Entries supplied –
+ + + +
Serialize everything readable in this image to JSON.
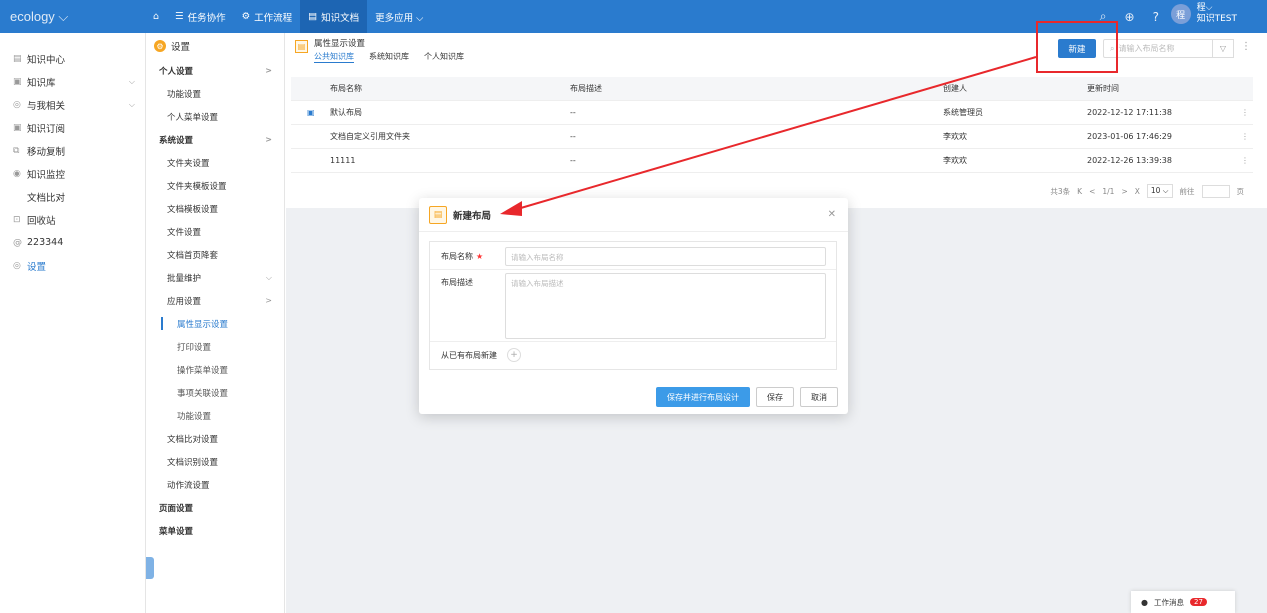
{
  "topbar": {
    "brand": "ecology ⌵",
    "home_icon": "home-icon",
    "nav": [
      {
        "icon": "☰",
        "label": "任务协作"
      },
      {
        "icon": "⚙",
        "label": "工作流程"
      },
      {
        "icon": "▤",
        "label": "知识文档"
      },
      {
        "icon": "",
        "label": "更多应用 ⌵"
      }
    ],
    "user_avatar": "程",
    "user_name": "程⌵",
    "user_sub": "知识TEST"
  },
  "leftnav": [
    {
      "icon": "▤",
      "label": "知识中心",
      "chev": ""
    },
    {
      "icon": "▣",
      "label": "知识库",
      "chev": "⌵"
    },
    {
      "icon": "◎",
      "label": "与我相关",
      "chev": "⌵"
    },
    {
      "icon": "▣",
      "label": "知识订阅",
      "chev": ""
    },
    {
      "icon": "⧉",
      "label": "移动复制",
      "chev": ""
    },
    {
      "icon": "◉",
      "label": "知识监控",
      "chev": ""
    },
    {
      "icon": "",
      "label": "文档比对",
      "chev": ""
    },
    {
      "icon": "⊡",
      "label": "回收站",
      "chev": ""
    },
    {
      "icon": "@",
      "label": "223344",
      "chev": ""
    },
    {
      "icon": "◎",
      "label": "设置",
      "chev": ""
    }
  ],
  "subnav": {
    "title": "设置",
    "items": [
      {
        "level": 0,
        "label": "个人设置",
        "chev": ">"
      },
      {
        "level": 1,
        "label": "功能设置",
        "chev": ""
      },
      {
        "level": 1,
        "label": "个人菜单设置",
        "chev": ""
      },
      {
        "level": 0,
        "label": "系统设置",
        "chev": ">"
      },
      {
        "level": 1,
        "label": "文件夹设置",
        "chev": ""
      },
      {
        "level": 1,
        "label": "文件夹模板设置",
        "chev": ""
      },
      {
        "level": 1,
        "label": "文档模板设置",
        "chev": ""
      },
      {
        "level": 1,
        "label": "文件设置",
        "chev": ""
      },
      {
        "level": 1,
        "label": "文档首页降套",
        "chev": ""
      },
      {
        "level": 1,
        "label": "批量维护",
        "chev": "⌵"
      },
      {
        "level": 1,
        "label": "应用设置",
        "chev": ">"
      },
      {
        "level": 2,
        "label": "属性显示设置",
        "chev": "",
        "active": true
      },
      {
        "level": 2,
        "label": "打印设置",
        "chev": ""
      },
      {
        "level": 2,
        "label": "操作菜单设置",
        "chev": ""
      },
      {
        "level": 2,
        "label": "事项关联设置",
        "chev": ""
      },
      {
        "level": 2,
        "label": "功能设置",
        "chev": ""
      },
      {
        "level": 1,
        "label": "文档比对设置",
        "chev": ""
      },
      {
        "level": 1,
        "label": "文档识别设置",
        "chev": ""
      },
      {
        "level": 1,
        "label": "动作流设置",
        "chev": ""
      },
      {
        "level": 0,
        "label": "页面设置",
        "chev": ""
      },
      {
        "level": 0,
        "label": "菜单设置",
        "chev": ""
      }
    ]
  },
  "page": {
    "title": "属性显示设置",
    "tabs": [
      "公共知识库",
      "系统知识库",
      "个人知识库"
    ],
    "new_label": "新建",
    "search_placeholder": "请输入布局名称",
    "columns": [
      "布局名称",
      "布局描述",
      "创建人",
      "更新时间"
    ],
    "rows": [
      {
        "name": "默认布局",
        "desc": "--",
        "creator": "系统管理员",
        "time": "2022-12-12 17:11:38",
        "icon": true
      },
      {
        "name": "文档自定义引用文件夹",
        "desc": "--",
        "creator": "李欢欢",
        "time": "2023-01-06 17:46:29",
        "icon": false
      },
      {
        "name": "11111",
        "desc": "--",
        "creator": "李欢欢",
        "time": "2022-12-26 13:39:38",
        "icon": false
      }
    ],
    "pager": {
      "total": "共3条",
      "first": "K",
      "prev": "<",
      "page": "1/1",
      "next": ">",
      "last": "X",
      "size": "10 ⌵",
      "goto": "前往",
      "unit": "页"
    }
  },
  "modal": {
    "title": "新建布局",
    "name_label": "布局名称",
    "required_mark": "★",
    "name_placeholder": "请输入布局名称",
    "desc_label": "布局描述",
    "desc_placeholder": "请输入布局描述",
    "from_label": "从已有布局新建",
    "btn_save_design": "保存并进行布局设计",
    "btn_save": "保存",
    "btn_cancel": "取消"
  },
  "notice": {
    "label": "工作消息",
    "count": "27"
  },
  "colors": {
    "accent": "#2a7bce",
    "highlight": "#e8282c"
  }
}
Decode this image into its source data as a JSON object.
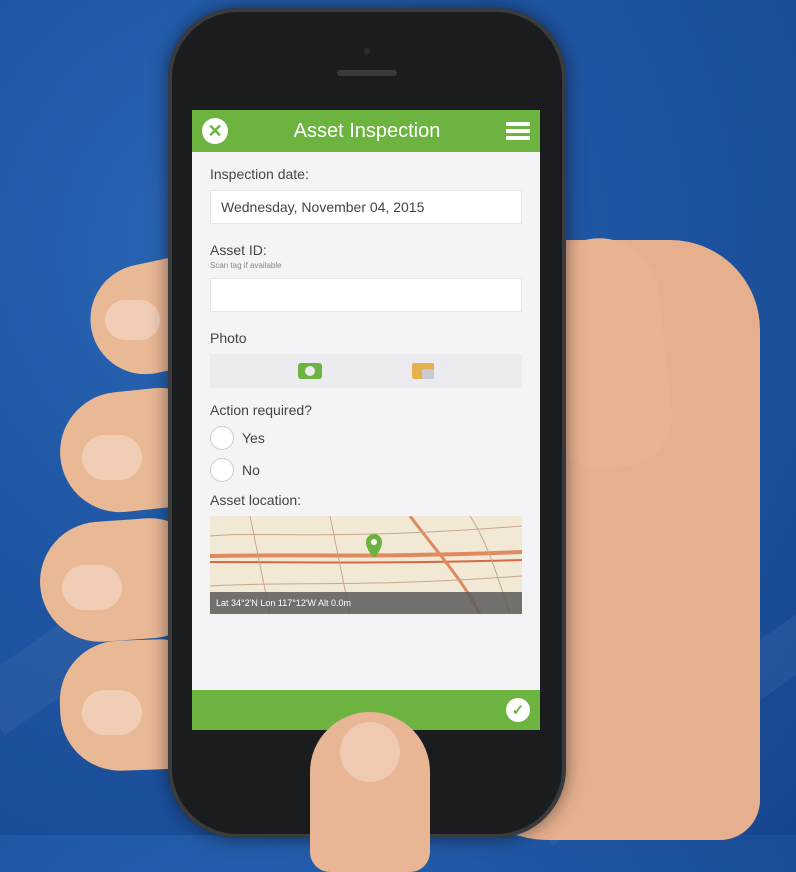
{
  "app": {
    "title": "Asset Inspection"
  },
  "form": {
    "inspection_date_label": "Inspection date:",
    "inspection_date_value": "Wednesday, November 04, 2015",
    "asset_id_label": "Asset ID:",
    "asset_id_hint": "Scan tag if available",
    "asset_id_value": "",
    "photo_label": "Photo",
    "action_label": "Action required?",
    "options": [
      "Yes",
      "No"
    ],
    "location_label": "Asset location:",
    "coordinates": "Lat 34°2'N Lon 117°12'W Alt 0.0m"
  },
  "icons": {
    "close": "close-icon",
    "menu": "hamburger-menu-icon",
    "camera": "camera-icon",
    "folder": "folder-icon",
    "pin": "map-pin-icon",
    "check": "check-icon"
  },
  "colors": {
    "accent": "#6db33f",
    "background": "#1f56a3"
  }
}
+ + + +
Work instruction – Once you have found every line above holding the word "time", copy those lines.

Answer to the exercise –
        "time": "2022-12-12 17:11:38",
        "time": "2023-01-06 17:46:29",
        "time": "2022-12-26 13:39:38",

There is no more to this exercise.